- Opening Delimiter -

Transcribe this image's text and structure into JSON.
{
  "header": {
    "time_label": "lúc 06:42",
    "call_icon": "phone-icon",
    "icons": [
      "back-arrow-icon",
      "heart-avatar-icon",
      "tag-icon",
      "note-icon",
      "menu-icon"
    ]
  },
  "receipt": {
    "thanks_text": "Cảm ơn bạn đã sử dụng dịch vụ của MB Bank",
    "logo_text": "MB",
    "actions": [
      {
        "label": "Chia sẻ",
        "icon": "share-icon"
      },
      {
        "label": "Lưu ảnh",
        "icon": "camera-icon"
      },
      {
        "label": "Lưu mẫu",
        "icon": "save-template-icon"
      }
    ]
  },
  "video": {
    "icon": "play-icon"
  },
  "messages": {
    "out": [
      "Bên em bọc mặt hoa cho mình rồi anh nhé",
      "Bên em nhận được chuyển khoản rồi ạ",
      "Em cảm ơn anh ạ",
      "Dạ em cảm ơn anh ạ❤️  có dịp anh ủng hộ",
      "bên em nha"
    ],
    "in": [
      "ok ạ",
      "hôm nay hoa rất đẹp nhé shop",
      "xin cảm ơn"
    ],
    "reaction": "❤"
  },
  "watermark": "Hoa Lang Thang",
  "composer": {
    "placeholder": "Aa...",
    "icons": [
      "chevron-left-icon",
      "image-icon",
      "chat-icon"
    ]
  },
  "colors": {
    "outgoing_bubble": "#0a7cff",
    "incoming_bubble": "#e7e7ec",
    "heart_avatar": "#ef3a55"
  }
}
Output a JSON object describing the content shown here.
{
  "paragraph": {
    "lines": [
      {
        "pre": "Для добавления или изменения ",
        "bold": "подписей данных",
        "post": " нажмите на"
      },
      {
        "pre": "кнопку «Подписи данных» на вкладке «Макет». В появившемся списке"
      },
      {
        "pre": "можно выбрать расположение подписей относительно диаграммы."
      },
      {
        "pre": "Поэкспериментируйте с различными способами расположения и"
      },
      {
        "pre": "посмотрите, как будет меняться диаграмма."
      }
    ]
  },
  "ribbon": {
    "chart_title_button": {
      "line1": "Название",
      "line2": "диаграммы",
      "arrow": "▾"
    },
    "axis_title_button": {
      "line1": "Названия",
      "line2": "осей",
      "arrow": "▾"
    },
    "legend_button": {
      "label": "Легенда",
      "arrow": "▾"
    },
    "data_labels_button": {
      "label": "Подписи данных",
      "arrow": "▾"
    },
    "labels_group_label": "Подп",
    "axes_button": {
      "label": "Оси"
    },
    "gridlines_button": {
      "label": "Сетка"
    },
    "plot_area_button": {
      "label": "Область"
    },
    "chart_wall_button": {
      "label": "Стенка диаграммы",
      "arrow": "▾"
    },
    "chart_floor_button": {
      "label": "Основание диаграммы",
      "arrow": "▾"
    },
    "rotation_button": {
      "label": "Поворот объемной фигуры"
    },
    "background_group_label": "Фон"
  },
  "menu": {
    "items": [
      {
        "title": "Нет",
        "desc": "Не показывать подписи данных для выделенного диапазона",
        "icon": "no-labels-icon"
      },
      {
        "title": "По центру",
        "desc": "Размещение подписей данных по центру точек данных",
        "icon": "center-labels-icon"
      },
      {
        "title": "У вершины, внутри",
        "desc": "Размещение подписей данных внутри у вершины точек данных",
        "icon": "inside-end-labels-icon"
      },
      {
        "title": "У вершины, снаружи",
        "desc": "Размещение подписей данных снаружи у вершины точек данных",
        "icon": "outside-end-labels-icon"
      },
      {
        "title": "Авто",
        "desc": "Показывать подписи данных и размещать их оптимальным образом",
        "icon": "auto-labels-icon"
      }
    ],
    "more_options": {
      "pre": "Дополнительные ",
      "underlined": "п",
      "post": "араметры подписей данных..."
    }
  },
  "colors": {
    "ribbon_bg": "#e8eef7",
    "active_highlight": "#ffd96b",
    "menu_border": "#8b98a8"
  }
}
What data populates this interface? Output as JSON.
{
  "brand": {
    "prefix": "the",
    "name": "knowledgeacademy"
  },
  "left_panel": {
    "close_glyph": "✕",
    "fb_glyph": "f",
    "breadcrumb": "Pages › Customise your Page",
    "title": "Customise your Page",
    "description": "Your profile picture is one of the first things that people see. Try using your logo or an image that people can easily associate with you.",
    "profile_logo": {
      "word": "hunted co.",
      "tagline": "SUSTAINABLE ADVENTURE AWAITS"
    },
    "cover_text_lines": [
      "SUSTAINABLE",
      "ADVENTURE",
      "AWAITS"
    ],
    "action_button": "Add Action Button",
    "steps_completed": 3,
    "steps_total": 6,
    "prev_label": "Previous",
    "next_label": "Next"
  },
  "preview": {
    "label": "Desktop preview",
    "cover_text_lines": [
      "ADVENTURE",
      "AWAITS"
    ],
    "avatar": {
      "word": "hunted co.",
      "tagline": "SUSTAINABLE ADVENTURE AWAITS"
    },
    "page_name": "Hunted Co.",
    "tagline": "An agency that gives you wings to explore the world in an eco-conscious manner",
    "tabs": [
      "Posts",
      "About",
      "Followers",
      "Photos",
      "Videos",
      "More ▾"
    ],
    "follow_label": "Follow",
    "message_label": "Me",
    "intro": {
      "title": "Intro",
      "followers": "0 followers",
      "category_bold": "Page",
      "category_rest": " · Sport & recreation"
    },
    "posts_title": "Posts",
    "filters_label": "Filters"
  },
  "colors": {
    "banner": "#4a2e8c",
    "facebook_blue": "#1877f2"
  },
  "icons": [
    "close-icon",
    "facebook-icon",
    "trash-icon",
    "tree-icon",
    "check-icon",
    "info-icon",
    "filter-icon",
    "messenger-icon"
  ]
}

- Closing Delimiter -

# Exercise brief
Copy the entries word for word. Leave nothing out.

# Answer space
Transcribe this image's text and structure into JSON.
{
  "header": {
    "time_label": "lúc 06:42",
    "call_icon": "phone-icon",
    "icons": [
      "back-arrow-icon",
      "heart-avatar-icon",
      "tag-icon",
      "note-icon",
      "menu-icon"
    ]
  },
  "receipt": {
    "thanks_text": "Cảm ơn bạn đã sử dụng dịch vụ của MB Bank",
    "logo_text": "MB",
    "actions": [
      {
        "label": "Chia sẻ",
        "icon": "share-icon"
      },
      {
        "label": "Lưu ảnh",
        "icon": "camera-icon"
      },
      {
        "label": "Lưu mẫu",
        "icon": "save-template-icon"
      }
    ]
  },
  "video": {
    "icon": "play-icon"
  },
  "messages": {
    "out": [
      "Bên em bọc mặt hoa cho mình rồi anh nhé",
      "Bên em nhận được chuyển khoản rồi ạ",
      "Em cảm ơn anh ạ",
      "Dạ em cảm ơn anh ạ❤️  có dịp anh ủng hộ",
      "bên em nha"
    ],
    "in": [
      "ok ạ",
      "hôm nay hoa rất đẹp nhé shop",
      "xin cảm ơn"
    ],
    "reaction": "❤"
  },
  "watermark": "Hoa Lang Thang",
  "composer": {
    "placeholder": "Aa...",
    "icons": [
      "chevron-left-icon",
      "image-icon",
      "chat-icon"
    ]
  },
  "colors": {
    "outgoing_bubble": "#0a7cff",
    "incoming_bubble": "#e7e7ec",
    "heart_avatar": "#ef3a55"
  }
}
Output a JSON object describing the content shown here.
{
  "paragraph": {
    "lines": [
      {
        "pre": "Для добавления или изменения ",
        "bold": "подписей данных",
        "post": " нажмите на"
      },
      {
        "pre": "кнопку «Подписи данных» на вкладке «Макет». В появившемся списке"
      },
      {
        "pre": "можно выбрать расположение подписей относительно диаграммы."
      },
      {
        "pre": "Поэкспериментируйте с различными способами расположения и"
      },
      {
        "pre": "посмотрите, как будет меняться диаграмма."
      }
    ]
  },
  "ribbon": {
    "chart_title_button": {
      "line1": "Название",
      "line2": "диаграммы",
      "arrow": "▾"
    },
    "axis_title_button": {
      "line1": "Названия",
      "line2": "осей",
      "arrow": "▾"
    },
    "legend_button": {
      "label": "Легенда",
      "arrow": "▾"
    },
    "data_labels_button": {
      "label": "Подписи данных",
      "arrow": "▾"
    },
    "labels_group_label": "Подп",
    "axes_button": {
      "label": "Оси"
    },
    "gridlines_button": {
      "label": "Сетка"
    },
    "plot_area_button": {
      "label": "Область"
    },
    "chart_wall_button": {
      "label": "Стенка диаграммы",
      "arrow": "▾"
    },
    "chart_floor_button": {
      "label": "Основание диаграммы",
      "arrow": "▾"
    },
    "rotation_button": {
      "label": "Поворот объемной фигуры"
    },
    "background_group_label": "Фон"
  },
  "menu": {
    "items": [
      {
        "title": "Нет",
        "desc": "Не показывать подписи данных для выделенного диапазона",
        "icon": "no-labels-icon"
      },
      {
        "title": "По центру",
        "desc": "Размещение подписей данных по центру точек данных",
        "icon": "center-labels-icon"
      },
      {
        "title": "У вершины, внутри",
        "desc": "Размещение подписей данных внутри у вершины точек данных",
        "icon": "inside-end-labels-icon"
      },
      {
        "title": "У вершины, снаружи",
        "desc": "Размещение подписей данных снаружи у вершины точек данных",
        "icon": "outside-end-labels-icon"
      },
      {
        "title": "Авто",
        "desc": "Показывать подписи данных и размещать их оптимальным образом",
        "icon": "auto-labels-icon"
      }
    ],
    "more_options": {
      "pre": "Дополнительные ",
      "underlined": "п",
      "post": "араметры подписей данных..."
    }
  },
  "colors": {
    "ribbon_bg": "#e8eef7",
    "active_highlight": "#ffd96b",
    "menu_border": "#8b98a8"
  }
}
What data populates this interface? Output as JSON.
{
  "brand": {
    "prefix": "the",
    "name": "knowledgeacademy"
  },
  "left_panel": {
    "close_glyph": "✕",
    "fb_glyph": "f",
    "breadcrumb": "Pages › Customise your Page",
    "title": "Customise your Page",
    "description": "Your profile picture is one of the first things that people see. Try using your logo or an image that people can easily associate with you.",
    "profile_logo": {
      "word": "hunted co.",
      "tagline": "SUSTAINABLE ADVENTURE AWAITS"
    },
    "cover_text_lines": [
      "SUSTAINABLE",
      "ADVENTURE",
      "AWAITS"
    ],
    "action_button": "Add Action Button",
    "steps_completed": 3,
    "steps_total": 6,
    "prev_label": "Previous",
    "next_label": "Next"
  },
  "preview": {
    "label": "Desktop preview",
    "cover_text_lines": [
      "ADVENTURE",
      "AWAITS"
    ],
    "avatar": {
      "word": "hunted co.",
      "tagline": "SUSTAINABLE ADVENTURE AWAITS"
    },
    "page_name": "Hunted Co.",
    "tagline": "An agency that gives you wings to explore the world in an eco-conscious manner",
    "tabs": [
      "Posts",
      "About",
      "Followers",
      "Photos",
      "Videos",
      "More ▾"
    ],
    "follow_label": "Follow",
    "message_label": "Me",
    "intro": {
      "title": "Intro",
      "followers": "0 followers",
      "category_bold": "Page",
      "category_rest": " · Sport & recreation"
    },
    "posts_title": "Posts",
    "filters_label": "Filters"
  },
  "colors": {
    "banner": "#4a2e8c",
    "facebook_blue": "#1877f2"
  },
  "icons": [
    "close-icon",
    "facebook-icon",
    "trash-icon",
    "tree-icon",
    "check-icon",
    "info-icon",
    "filter-icon",
    "messenger-icon"
  ]
}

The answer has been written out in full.